Two black holes merged billions of years ago
- Posted By
Science & Technology
5th Sep, 2020
- Billions of years ago, a collision between two black holes sent gravitational waves rippling through the universe.
- The signal detected at LIGO and Virgo resembled “about four short wiggles” and lasted less than one-tenth of a second.
- Analysis suggested that GW190521 had most likely been generated by a merger of two black holes.
- It was calculated to have come from roughly 17 billion light years away, and from a time when the universe was about half its age.
- In the merger leading to the GW190521 signal, the larger black hole was of 85 solar masses.
- It is the first “intermediate mass” black hole ever observed.
- Merger creates a new black hole of about 142 solar masses. Energy equivalent to eight solar masses was released in the form of gravitational waves, leading to the strongest ever wave detected.
- Gravitational waves are invisible ripples that form when a star explodes in a supernova; when two big stars orbit each other; and when two black holes merge.
- Travelling at the speed of light, gravitational waves squeeze and stretch anything in their path.

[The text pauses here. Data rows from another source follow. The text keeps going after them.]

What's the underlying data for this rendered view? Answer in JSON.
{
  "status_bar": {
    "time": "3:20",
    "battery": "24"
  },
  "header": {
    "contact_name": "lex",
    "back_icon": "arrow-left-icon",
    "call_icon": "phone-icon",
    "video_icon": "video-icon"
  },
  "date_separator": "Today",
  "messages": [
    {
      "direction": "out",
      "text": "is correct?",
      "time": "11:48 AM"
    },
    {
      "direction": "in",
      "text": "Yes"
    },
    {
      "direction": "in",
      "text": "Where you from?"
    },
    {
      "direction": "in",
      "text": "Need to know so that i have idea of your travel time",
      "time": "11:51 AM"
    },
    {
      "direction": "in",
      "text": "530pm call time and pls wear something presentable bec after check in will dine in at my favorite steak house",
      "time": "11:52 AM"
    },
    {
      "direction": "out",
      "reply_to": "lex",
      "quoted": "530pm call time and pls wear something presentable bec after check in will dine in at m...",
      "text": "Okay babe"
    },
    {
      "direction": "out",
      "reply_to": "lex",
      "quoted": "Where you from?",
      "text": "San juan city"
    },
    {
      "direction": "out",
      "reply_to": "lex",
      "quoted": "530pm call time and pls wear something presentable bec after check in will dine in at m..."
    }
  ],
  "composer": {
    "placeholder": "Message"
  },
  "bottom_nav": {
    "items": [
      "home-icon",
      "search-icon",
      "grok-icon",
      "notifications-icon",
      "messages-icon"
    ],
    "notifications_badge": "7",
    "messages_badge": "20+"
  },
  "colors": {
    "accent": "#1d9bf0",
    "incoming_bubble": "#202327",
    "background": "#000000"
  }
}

- Gravitational waves were proposed by Albert Einstein in his General Theory of Relativity over a century ago.